[Saved entries]
↓
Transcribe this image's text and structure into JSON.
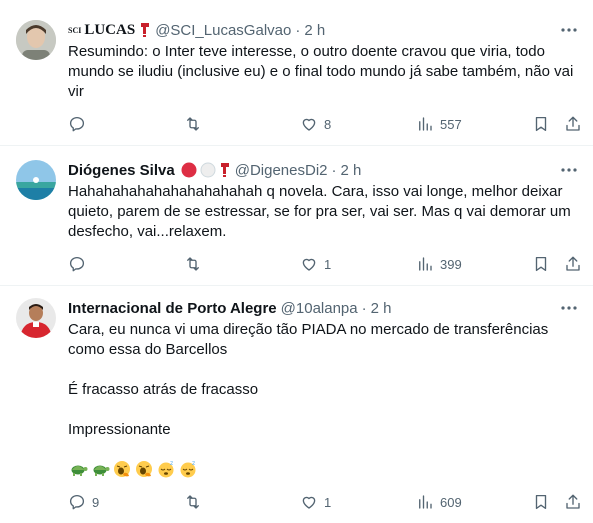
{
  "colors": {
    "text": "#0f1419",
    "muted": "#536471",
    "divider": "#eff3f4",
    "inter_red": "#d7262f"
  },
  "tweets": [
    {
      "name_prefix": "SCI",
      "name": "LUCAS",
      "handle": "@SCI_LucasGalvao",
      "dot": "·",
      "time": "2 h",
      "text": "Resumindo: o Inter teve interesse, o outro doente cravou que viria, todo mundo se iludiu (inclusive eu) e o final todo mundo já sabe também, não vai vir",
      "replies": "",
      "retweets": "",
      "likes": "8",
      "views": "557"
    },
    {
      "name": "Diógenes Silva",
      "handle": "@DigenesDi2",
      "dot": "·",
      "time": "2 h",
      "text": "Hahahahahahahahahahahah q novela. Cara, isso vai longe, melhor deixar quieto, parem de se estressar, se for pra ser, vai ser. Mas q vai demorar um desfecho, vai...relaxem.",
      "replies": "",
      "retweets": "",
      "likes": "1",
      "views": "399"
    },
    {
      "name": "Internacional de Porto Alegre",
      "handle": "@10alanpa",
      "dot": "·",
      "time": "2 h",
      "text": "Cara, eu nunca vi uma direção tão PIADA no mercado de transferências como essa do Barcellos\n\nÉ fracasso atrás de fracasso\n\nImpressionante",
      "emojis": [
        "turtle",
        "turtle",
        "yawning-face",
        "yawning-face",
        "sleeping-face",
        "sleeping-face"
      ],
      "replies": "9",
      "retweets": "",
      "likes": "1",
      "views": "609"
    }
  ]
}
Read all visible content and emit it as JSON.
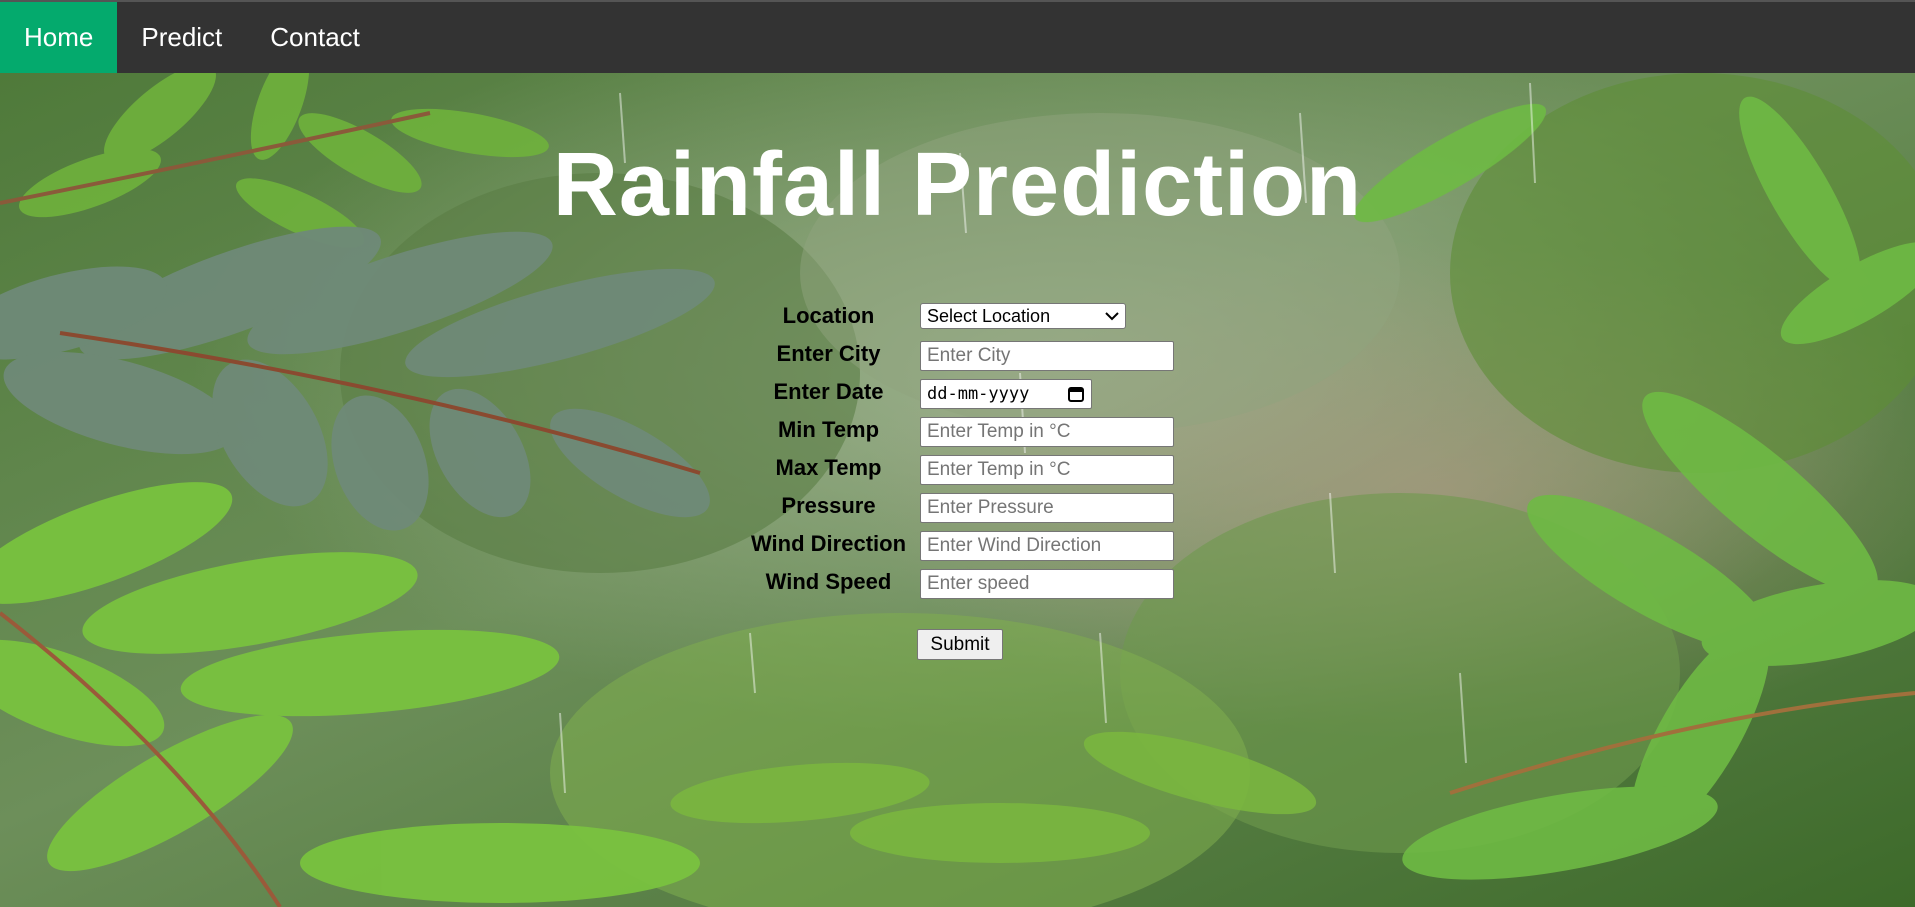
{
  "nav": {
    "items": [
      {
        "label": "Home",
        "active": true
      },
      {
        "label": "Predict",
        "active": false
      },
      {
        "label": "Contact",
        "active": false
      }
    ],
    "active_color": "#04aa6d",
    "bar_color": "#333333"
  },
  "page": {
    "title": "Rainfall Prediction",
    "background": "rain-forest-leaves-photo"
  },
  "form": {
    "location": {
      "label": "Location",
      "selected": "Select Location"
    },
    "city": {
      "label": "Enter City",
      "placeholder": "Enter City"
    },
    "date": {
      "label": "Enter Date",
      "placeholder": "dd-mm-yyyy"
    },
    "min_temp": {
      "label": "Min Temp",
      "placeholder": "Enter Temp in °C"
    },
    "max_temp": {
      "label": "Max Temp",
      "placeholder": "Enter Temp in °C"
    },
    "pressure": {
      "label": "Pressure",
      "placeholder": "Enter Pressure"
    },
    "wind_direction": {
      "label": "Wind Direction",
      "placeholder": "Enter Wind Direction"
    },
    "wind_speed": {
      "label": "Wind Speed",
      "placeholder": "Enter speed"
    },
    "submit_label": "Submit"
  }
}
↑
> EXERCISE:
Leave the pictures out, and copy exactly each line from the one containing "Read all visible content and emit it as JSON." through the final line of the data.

> RESPONSE TO THE TASK:
Read all visible content and emit it as JSON.
{
  "nav": {
    "items": [
      {
        "label": "Home",
        "active": true
      },
      {
        "label": "Predict",
        "active": false
      },
      {
        "label": "Contact",
        "active": false
      }
    ],
    "active_color": "#04aa6d",
    "bar_color": "#333333"
  },
  "page": {
    "title": "Rainfall Prediction",
    "background": "rain-forest-leaves-photo"
  },
  "form": {
    "location": {
      "label": "Location",
      "selected": "Select Location"
    },
    "city": {
      "label": "Enter City",
      "placeholder": "Enter City"
    },
    "date": {
      "label": "Enter Date",
      "placeholder": "dd-mm-yyyy"
    },
    "min_temp": {
      "label": "Min Temp",
      "placeholder": "Enter Temp in °C"
    },
    "max_temp": {
      "label": "Max Temp",
      "placeholder": "Enter Temp in °C"
    },
    "pressure": {
      "label": "Pressure",
      "placeholder": "Enter Pressure"
    },
    "wind_direction": {
      "label": "Wind Direction",
      "placeholder": "Enter Wind Direction"
    },
    "wind_speed": {
      "label": "Wind Speed",
      "placeholder": "Enter speed"
    },
    "submit_label": "Submit"
  }
}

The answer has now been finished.